→ Task material:
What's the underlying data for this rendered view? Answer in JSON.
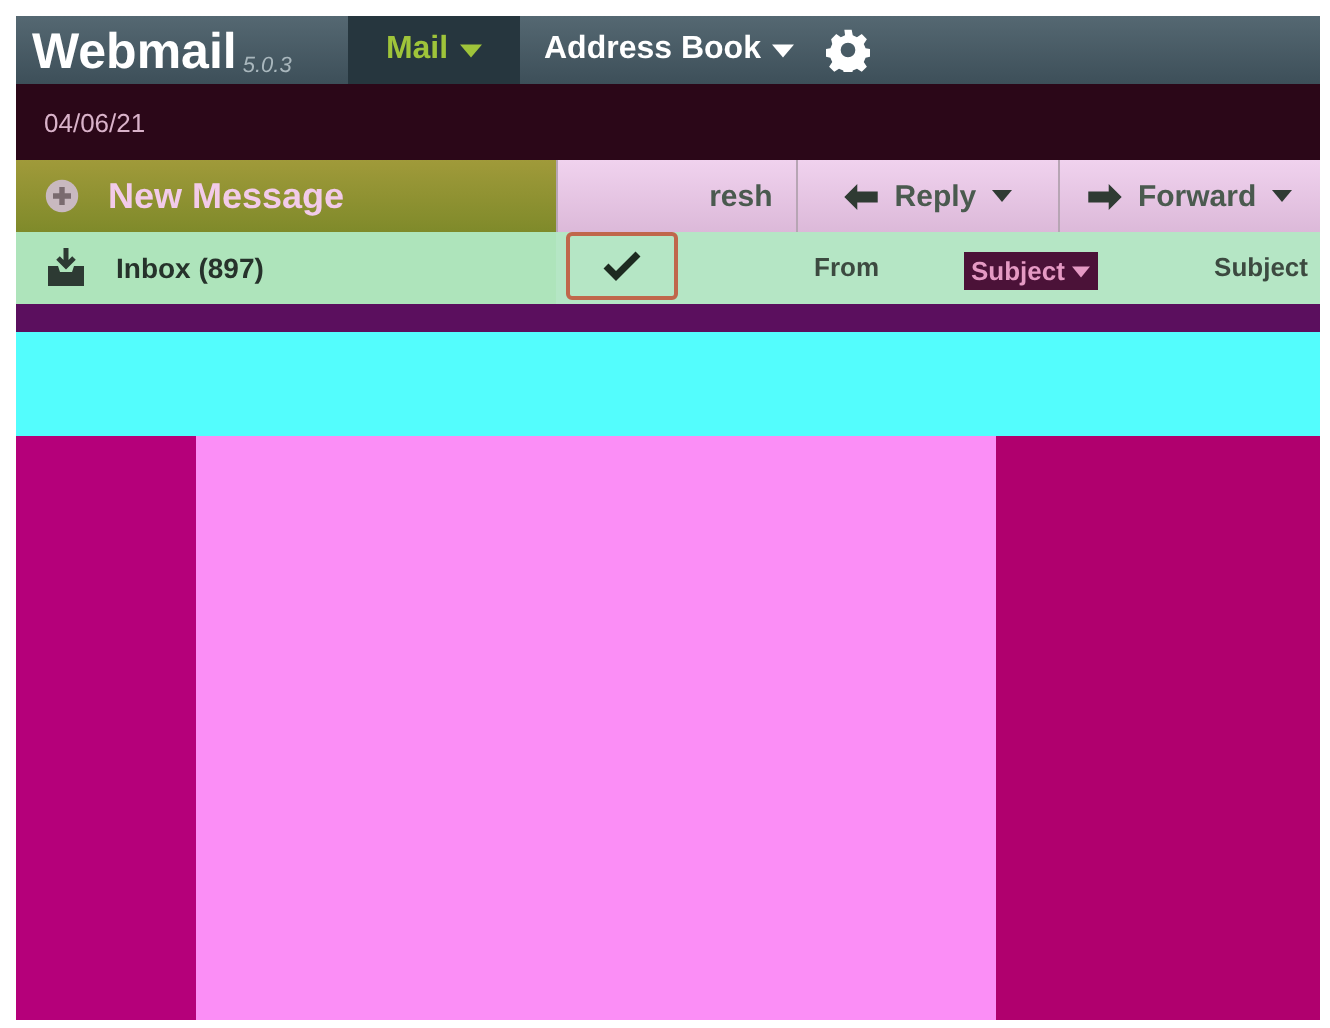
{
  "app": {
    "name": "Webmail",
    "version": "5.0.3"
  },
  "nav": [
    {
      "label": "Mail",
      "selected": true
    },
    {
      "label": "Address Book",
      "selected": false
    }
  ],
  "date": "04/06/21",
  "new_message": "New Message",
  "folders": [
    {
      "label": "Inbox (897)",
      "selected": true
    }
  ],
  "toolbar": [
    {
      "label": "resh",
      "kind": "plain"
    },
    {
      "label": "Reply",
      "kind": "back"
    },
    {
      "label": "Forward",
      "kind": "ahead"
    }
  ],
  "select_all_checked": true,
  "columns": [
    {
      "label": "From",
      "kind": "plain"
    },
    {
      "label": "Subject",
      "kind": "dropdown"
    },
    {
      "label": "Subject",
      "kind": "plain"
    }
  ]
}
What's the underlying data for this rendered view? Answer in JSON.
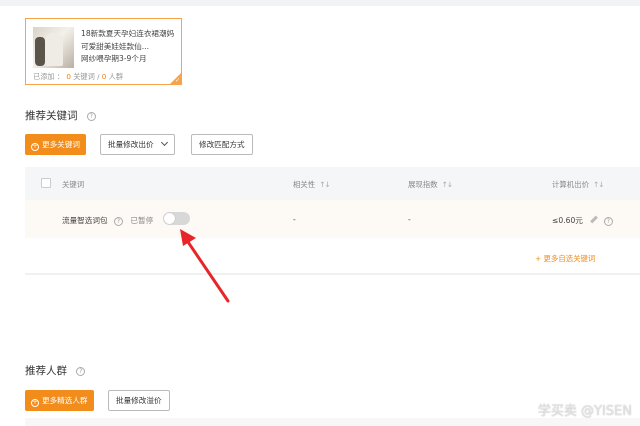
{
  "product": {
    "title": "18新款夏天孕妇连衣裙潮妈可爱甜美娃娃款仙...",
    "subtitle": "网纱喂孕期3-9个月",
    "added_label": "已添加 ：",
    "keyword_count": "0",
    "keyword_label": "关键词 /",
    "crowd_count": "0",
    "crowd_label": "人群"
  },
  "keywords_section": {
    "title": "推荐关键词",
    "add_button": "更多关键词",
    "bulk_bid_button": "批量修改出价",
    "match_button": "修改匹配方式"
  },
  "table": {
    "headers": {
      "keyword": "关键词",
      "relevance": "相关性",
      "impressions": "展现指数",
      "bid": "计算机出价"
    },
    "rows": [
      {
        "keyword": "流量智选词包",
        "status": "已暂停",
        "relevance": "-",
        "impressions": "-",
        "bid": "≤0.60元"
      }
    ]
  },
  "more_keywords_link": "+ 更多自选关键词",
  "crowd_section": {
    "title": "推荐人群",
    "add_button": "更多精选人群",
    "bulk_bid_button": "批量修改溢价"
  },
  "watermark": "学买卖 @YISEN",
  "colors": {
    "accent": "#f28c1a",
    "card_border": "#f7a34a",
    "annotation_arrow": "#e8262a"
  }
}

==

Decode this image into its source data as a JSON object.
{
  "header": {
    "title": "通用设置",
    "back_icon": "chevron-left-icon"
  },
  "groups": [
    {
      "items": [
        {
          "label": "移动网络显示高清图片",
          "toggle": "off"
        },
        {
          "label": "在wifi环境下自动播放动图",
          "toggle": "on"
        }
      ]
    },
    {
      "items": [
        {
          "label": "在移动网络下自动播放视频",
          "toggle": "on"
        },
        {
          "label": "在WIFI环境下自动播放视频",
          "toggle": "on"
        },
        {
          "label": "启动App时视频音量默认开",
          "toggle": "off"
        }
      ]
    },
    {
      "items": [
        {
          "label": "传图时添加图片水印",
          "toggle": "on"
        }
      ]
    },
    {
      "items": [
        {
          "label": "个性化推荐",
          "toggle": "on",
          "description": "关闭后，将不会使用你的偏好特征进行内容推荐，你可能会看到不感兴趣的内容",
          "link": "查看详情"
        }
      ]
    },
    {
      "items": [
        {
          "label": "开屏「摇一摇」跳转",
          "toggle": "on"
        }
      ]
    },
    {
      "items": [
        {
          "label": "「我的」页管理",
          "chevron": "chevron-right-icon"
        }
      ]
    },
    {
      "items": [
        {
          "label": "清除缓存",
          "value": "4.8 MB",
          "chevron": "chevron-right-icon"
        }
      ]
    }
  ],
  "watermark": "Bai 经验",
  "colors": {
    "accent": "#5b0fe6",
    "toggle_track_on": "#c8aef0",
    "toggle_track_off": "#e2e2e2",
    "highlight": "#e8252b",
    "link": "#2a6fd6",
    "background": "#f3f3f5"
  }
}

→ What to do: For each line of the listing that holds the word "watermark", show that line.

→ Reply:
  "watermark": "学买卖 @YISEN",
  "watermark": "Bai 经验",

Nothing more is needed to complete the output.